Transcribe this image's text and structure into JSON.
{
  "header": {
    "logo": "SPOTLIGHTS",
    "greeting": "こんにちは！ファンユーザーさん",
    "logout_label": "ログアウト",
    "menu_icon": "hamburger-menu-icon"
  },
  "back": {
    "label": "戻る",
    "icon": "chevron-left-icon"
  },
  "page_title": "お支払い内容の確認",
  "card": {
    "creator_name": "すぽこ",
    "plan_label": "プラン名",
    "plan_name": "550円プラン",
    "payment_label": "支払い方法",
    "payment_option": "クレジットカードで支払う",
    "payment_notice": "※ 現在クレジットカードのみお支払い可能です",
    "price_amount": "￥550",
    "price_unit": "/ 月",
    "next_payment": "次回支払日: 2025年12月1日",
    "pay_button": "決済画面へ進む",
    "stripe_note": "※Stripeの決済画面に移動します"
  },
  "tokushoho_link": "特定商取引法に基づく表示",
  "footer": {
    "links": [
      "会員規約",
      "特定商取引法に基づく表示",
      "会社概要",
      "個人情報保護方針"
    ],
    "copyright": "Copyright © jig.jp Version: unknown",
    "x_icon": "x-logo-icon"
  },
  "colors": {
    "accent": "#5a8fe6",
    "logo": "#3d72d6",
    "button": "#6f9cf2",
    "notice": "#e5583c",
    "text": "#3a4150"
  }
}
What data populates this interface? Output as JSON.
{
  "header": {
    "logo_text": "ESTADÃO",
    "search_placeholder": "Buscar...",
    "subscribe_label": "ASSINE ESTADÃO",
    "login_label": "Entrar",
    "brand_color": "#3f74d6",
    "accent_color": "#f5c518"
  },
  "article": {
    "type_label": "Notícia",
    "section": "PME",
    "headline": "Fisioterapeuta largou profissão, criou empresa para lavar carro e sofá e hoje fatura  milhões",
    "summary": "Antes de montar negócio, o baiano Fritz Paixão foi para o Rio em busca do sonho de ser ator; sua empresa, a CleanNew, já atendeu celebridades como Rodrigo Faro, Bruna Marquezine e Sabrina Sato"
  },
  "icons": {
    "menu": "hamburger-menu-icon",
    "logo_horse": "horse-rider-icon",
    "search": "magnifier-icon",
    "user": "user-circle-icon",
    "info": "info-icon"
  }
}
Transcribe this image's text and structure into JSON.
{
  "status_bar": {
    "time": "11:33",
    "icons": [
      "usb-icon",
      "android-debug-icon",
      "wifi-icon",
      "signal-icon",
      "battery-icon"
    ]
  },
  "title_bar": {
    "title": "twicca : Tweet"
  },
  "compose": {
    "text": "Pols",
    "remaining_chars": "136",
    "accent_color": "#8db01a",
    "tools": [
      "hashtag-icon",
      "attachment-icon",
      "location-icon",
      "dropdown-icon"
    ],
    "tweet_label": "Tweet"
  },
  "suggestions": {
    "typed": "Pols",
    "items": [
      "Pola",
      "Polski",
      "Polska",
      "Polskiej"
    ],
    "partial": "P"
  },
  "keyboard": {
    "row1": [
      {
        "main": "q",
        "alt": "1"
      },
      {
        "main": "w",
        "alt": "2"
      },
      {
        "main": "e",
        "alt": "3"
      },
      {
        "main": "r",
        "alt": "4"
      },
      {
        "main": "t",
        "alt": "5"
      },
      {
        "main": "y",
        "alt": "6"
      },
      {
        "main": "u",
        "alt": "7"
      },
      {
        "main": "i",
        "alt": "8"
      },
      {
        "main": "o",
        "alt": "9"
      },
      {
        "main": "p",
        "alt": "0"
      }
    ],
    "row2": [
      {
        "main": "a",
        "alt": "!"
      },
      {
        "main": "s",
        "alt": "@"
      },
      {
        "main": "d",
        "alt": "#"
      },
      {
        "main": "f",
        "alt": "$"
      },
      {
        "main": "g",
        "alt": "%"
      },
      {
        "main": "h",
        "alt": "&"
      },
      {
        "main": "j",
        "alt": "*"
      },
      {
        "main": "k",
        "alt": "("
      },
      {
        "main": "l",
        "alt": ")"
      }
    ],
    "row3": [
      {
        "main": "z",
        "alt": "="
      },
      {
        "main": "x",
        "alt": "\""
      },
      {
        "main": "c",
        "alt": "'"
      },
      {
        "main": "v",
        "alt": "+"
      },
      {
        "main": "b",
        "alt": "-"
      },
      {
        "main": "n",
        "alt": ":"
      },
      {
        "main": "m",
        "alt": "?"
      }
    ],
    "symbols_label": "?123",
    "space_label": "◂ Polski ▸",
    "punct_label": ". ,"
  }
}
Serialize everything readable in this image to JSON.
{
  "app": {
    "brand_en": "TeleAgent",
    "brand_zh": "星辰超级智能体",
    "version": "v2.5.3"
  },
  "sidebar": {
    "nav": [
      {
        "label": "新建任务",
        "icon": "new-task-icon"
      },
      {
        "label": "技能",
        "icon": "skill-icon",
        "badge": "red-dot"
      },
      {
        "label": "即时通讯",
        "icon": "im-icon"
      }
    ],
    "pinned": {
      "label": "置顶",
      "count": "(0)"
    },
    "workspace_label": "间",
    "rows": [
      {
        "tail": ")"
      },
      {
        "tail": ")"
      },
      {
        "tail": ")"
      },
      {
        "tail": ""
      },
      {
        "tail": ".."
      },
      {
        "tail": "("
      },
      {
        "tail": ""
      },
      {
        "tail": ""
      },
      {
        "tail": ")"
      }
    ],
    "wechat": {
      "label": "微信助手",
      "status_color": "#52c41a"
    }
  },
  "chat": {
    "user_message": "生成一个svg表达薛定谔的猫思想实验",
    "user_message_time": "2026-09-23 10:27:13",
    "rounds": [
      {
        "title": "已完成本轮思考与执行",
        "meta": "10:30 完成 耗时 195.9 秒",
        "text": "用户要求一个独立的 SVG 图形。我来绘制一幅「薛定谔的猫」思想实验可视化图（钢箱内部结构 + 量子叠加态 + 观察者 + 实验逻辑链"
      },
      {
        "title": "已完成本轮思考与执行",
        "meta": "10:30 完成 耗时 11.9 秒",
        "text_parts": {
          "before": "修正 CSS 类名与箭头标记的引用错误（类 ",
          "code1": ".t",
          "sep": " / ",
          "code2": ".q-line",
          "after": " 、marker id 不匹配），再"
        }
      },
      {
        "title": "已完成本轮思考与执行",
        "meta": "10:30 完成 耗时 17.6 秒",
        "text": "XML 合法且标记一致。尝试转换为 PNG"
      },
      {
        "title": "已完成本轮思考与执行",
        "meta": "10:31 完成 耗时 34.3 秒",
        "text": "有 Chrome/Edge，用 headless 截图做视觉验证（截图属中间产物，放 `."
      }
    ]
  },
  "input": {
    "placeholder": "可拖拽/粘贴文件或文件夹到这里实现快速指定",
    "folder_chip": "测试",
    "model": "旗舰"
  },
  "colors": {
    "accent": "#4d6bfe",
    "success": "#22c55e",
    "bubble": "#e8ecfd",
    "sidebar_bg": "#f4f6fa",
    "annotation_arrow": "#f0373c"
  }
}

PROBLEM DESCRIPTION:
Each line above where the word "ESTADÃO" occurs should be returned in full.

ANSWER TO THE PROBLEM:
    "logo_text": "ESTADÃO",
    "subscribe_label": "ASSINE ESTADÃO",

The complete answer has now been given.